The chemo diet.
I didn’t blame him, and can’t say I wouldn’t think the same thing.
Damn I’m dying of cancer, but at least I’m thin again…
That’s so fucked up…
We finally found something he could tolerate, and that was a root beer float. So I would make him one every afternoon. The traditional beer at 5 pm, became IBC and Blue Bell vanilla ice cream.
He was never a big talker. When he did open his mouth, it was usually something oddly funny or hurtful and critical that came out.
I think that’s a common problem for introverts. The blurting. When you don’t say much, you are statistically more likely to be remembered for criticism instead of all the good thoughts you’ve kept to yourself.
But he was Goldilocks with these floats.
They were never quite right, and it became my personal mission to make one that was finally up to his standards.
I bought IBC, A&W, different kinds of ice creams.
I experimented with ice cream to soda ratios. I blended half, left scoops on top, poured more or less root beer, made it a shake. Drink it with a straw. Eat it with a spoon. A hybrid just thick enough to enjoy both ways…
I was determined to get it right, and set about it with the same dogged determination I apply to everything I can’t achieve.
Then one day, I finally nailed it.
He said, “Honey, that was the perfect root beer float.
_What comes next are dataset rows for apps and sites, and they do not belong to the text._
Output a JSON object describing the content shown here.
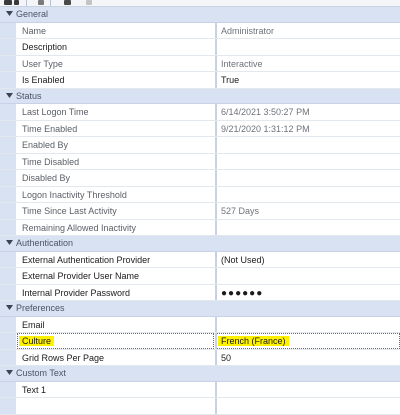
{
  "toolbar": {
    "icons": [
      "sort-icon",
      "categorize-icon",
      "properties-icon",
      "events-icon"
    ]
  },
  "categories": [
    {
      "name": "General",
      "rows": [
        {
          "name": "Name",
          "value": "Administrator",
          "muted": true
        },
        {
          "name": "Description",
          "value": "",
          "muted": false
        },
        {
          "name": "User Type",
          "value": "Interactive",
          "muted": true
        },
        {
          "name": "Is Enabled",
          "value": "True",
          "muted": false
        }
      ]
    },
    {
      "name": "Status",
      "rows": [
        {
          "name": "Last Logon Time",
          "value": "6/14/2021 3:50:27 PM",
          "muted": true
        },
        {
          "name": "Time Enabled",
          "value": "9/21/2020 1:31:12 PM",
          "muted": true
        },
        {
          "name": "Enabled By",
          "value": "",
          "muted": true
        },
        {
          "name": "Time Disabled",
          "value": "",
          "muted": true
        },
        {
          "name": "Disabled By",
          "value": "",
          "muted": true
        },
        {
          "name": "Logon Inactivity Threshold",
          "value": "",
          "muted": true
        },
        {
          "name": "Time Since Last Activity",
          "value": "527 Days",
          "muted": true
        },
        {
          "name": "Remaining Allowed Inactivity",
          "value": "",
          "muted": true
        }
      ]
    },
    {
      "name": "Authentication",
      "rows": [
        {
          "name": "External Authentication Provider",
          "value": "(Not Used)",
          "muted": false
        },
        {
          "name": "External Provider User Name",
          "value": "",
          "muted": false
        },
        {
          "name": "Internal Provider Password",
          "value": "●●●●●●",
          "muted": false,
          "password": true
        }
      ]
    },
    {
      "name": "Preferences",
      "rows": [
        {
          "name": "Email",
          "value": "",
          "muted": false
        },
        {
          "name": "Culture",
          "value": "French (France)",
          "muted": false,
          "highlighted": true,
          "selected": true
        },
        {
          "name": "Grid Rows Per Page",
          "value": "50",
          "muted": false
        }
      ]
    },
    {
      "name": "Custom Text",
      "rows": [
        {
          "name": "Text 1",
          "value": "",
          "muted": false
        },
        {
          "name": "",
          "value": "",
          "muted": false
        }
      ]
    }
  ],
  "colors": {
    "category_bg": "#d9e2f2",
    "highlight": "#fff200",
    "splitter": "#c6d1e4"
  }
}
Thank you”
And the David Allen Coe bar song came on, and we agreed, I hadn’t written the perfect country and western song, but I had finally made a perfect root beer float.
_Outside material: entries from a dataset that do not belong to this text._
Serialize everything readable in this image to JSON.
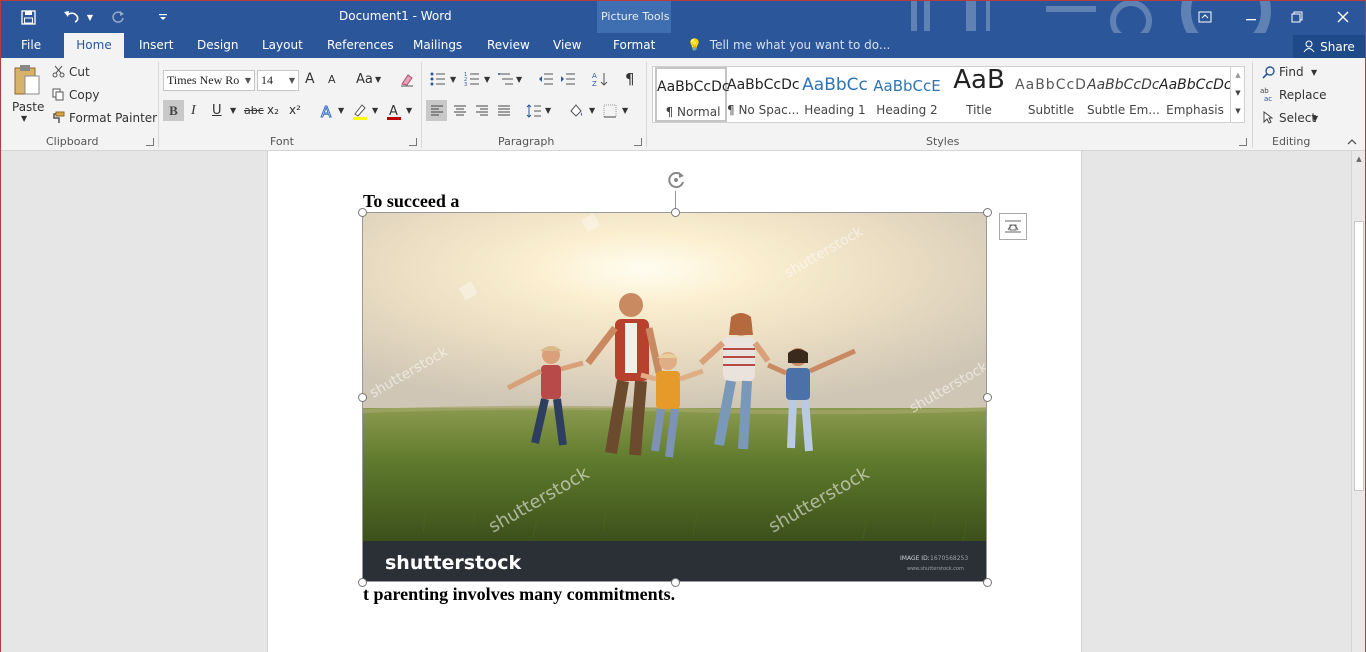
{
  "titlebar": {
    "document_title": "Document1 - Word",
    "contextual_group": "Picture Tools",
    "qat": {
      "save_icon": "save-icon",
      "undo_icon": "undo-icon",
      "redo_icon": "redo-icon",
      "customize_icon": "customize-qat-icon"
    }
  },
  "tabs": [
    {
      "label": "File"
    },
    {
      "label": "Home"
    },
    {
      "label": "Insert"
    },
    {
      "label": "Design"
    },
    {
      "label": "Layout"
    },
    {
      "label": "References"
    },
    {
      "label": "Mailings"
    },
    {
      "label": "Review"
    },
    {
      "label": "View"
    },
    {
      "label": "Format"
    }
  ],
  "tell_me": {
    "placeholder": "Tell me what you want to do..."
  },
  "share": {
    "label": "Share"
  },
  "clipboard": {
    "paste": "Paste",
    "cut": "Cut",
    "copy": "Copy",
    "format_painter": "Format Painter",
    "group": "Clipboard"
  },
  "font": {
    "name": "Times New Ro",
    "size": "14",
    "group": "Font",
    "bold": "B",
    "italic": "I",
    "underline": "U",
    "strike": "abc",
    "sub": "x₂",
    "sup": "x²",
    "grow": "A",
    "shrink": "A",
    "case": "Aa",
    "color_a": "A"
  },
  "paragraph": {
    "group": "Paragraph",
    "pilcrow": "¶"
  },
  "styles": {
    "group": "Styles",
    "items": [
      {
        "sample": "AaBbCcDc",
        "name": "¶ Normal"
      },
      {
        "sample": "AaBbCcDc",
        "name": "¶ No Spac..."
      },
      {
        "sample": "AaBbCc",
        "name": "Heading 1"
      },
      {
        "sample": "AaBbCcE",
        "name": "Heading 2"
      },
      {
        "sample": "AaB",
        "name": "Title"
      },
      {
        "sample": "AaBbCcD",
        "name": "Subtitle"
      },
      {
        "sample": "AaBbCcDc",
        "name": "Subtle Em..."
      },
      {
        "sample": "AaBbCcDc",
        "name": "Emphasis"
      }
    ],
    "colors": {
      "heading": "#2e74b5",
      "subtitle": "#595959"
    }
  },
  "editing": {
    "group": "Editing",
    "find": "Find",
    "replace": "Replace",
    "select": "Select"
  },
  "document": {
    "line1": "To succeed a",
    "line2": "t parenting involves many commitments."
  },
  "picture": {
    "watermark": "shutterstock",
    "watermark_small": "shutterstock",
    "image_id_label": "IMAGE ID:",
    "image_id": "1670568253",
    "site": "www.shutterstock.com"
  },
  "colors": {
    "brand": "#2b579a",
    "ribbon": "#f3f3f3",
    "canvas": "#e6e6e6"
  }
}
♫ And I’ll hang around as long as you will let me, let me, let me…♫
The angels sang, the rain clouds parted, unicorns shot rainbows out of their asses, the nuns farted loudly in the choir pew, Nessie did a happy dance, Big Foot did a hurkey in the living room and kicked Glenn Beck in the face, and I basked in his uncharacteristic praise.
And then we watched more Fox News and forgot about it.
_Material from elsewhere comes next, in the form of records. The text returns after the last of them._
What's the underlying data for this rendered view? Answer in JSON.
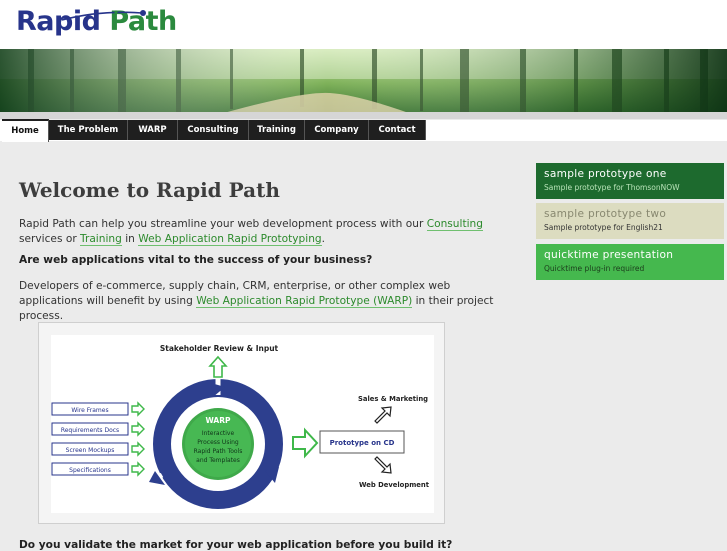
{
  "logo": {
    "word1": "Rapid",
    "word2": "Path"
  },
  "nav": {
    "tabs": [
      "Home",
      "The Problem",
      "WARP",
      "Consulting",
      "Training",
      "Company",
      "Contact"
    ],
    "active": "Home"
  },
  "main": {
    "title": "Welcome to Rapid Path",
    "p1_a": "Rapid Path can help you streamline your web development process with our ",
    "p1_link1": "Consulting",
    "p1_b": " services or ",
    "p1_link2": "Training",
    "p1_c": " in ",
    "p1_link3": "Web Application Rapid Prototyping",
    "p1_d": ".",
    "heading": "Are web applications vital to the success of your business?",
    "p2_a": "Developers of e-commerce, supply chain, CRM, enterprise, or other complex web applications will benefit by using ",
    "p2_link": "Web Application Rapid Prototype (WARP)",
    "p2_b": " in their project process.",
    "cut_heading": "Do you validate the market for your web application before you build it?"
  },
  "diagram": {
    "top_label": "Stakeholder Review & Input",
    "inputs": [
      "Wire Frames",
      "Requirements Docs",
      "Screen Mockups",
      "Specifications"
    ],
    "center_title": "WARP",
    "center_lines": [
      "Interactive",
      "Process Using",
      "Rapid Path Tools",
      "and Templates"
    ],
    "output": "Prototype on CD",
    "sales": "Sales & Marketing",
    "webdev": "Web Development"
  },
  "sidebar": [
    {
      "title": "sample prototype one",
      "sub": "Sample prototype for ThomsonNOW"
    },
    {
      "title": "sample prototype two",
      "sub": "Sample prototype for English21"
    },
    {
      "title": "quicktime presentation",
      "sub": "Quicktime plug-in required"
    }
  ],
  "colors": {
    "brand_blue": "#27348b",
    "brand_green": "#2b8a3e",
    "nav_bg": "#1f1f1f",
    "link": "#2c8a2c",
    "cycle_blue": "#2d3f8e",
    "arrow_green": "#3fb84a"
  }
}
I continued to make him root beer floats, and never achieved that perfection again. I tried to remember the ratio yesterday and couldn’t. I have no idea what combination finally worked, and it made me cry again.
I think back on it now, and realize it’s a theme for a lot of my life.
I walk around trying to find the perfect balance, the perfect ratio for success, and when I do hit the sweet spot, I can’t remember how I did it. It was an accident. A freak of nature. The perfect shot in golf. The one shot keeps us coming back to the most infuriating game ever played. You fail and fail and fail, and the best most of us can hope for is a par hole. And par is just average. That’s what you should be hitting if you have any skill for the game at all…if you were great, you’d be hitting an eagle every time.
In the end, you can’t do anything for someone else’s praise.
You do it because you love it. You love them. You love root beer floats too, and even when they aren’t perfect, they’re still pretty good. In spite of the all the grumbling, you’ve still got the memories of sitting down and drinking a root beer float with your dad every day for a while.
You do it because you can’t take cancer away, but you can do this for them.
Blue Bell ice cream can’t cure cancer. I can’t be perfect.
In a funny twist, my daughter sat down at the computer and hit publish on this post before I put in a picture, before I tagged it, and before I really did the final edit or finished my thought.
It wasn’t perfect then, it isn’t now, and that’s okay.
I cleaned it up a little, embarrassed but still laughing.
Perfection is over-rated, and an accidental publish was probably a better ending than I had planned anyway.